The Michigan Occupational Safety and Health Administration (MIOSHA) inspected and issued citations at several more workplaces for violations of the General Duty Clause and the state’s emergency temporary standard (ETS) for COVID-19 exposures.
Category: Enforcement and Inspection
As today’s workplace becomes more complex, regulation of that workplace increases. In this section, you’ll find the practical advice you need to understand exactly what OSHA, other federal agencies, and their state counterparts, require of you, and to comply in the ways that best satisfy both your and their needs. Look also for important court decisions, advice on how to handle enforcement actions, and news of upcoming changes in workplace health and safety law.
Free Special Report: What to Expect from an OSHA Inspection
Each year, the EPA publishes annual inflationary increases to the fine amounts for civil penalties assessed under its authority.
In conducting COVID-19-related inspections, OSHA has frequently cited employers for violating certain standards. In the fourth quarter (Q4), OSHA cited 176 employers for COVID-19-related violations, including failure to protect employees from exposure to COVID-19 and not following respiratory protection standards. These penalties resulted in $2,936,089 in fines, ranging from $1,000 to nearly $33,000.
In the fourth quarter (Q4), the EPA finalized 150 settlement agreements with companies small and large across the United States. This represents a significant decrease in enforcement actions—down from 327 penalties issued in Q3 for 2020. The actions taken resulted in $4,582,755 in fines.
On December 14, the Occupational Safety and Health Administration (OSHA) updated its inspection policy for workplaces with the highest reported injury and illness rates. The Site-Specific Targeting (SST) inspection plan does not include construction industry worksites.
On December 23, the Department of Labor (DOL) issued a final rule on debt collection in an initiative designed to enable the Occupational Safety and Health Administration (OSHA) and other DOL agencies improve their collection of civil penalties (85 FR 83816).
The California Division of Occupational Safety and Health (Cal/OSHA) cited eight employers across the state for not protecting workers from COVID-19 following inspections at meat processing facilities. Many were cited for violations of the state’s injury and illness prevention program standard—a state regulation with no corresponding federal standard.
Whistleblower charges alleging workplace safety retaliation have surged dramatically during COVID-19. Approximately 30 percent more charges have been filed with the Occupational Safety and Health Administration (OSHA) over the same period last year, according to a recent audit from the U.S. Department of Labor (DOL) Office of Inspector General.
The Michigan Occupational Safety and Health Administration (MIOSHA) announced citations of nine employers for allegedly failing to protect their employees from exposure to COVID-19.

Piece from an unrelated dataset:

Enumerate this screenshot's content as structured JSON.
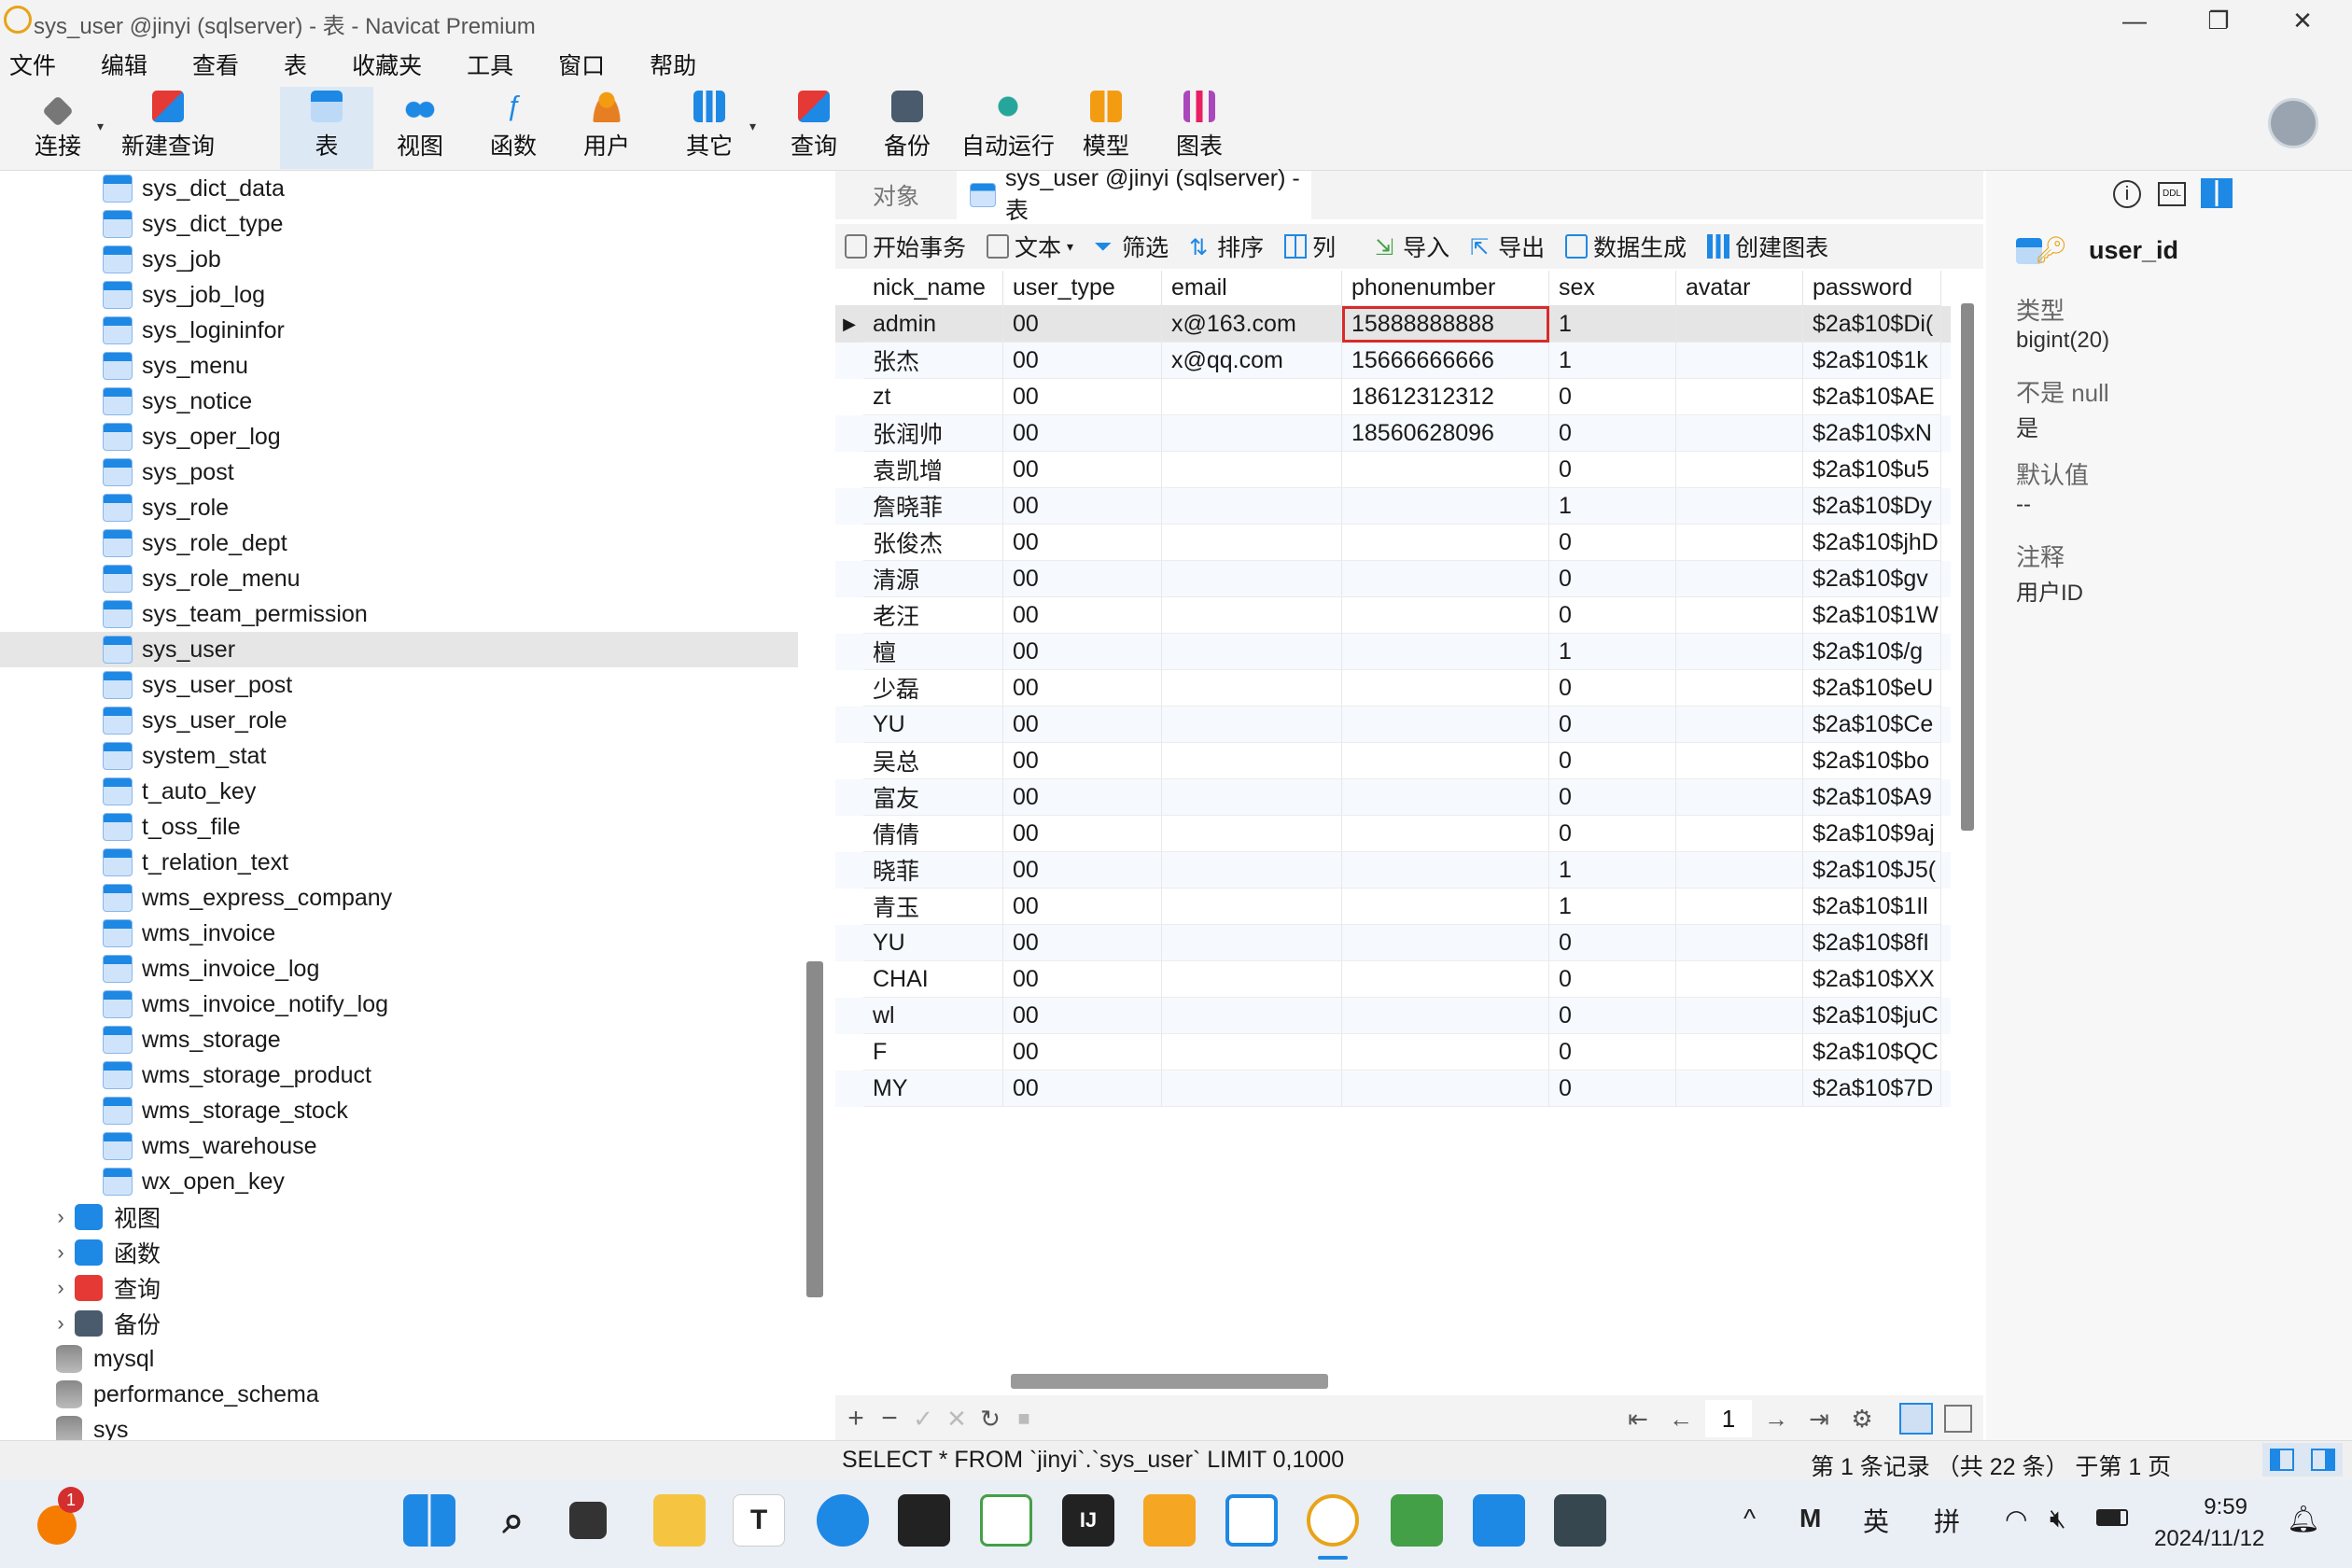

On October 15, 2020, the EPA announced a settlement with Electrolux Home Products Inc. in the amount of $6,991,400 to resolve alleged violations under the Federal Insecticide, Fungicide, and Rodenticide Act (FIFRA).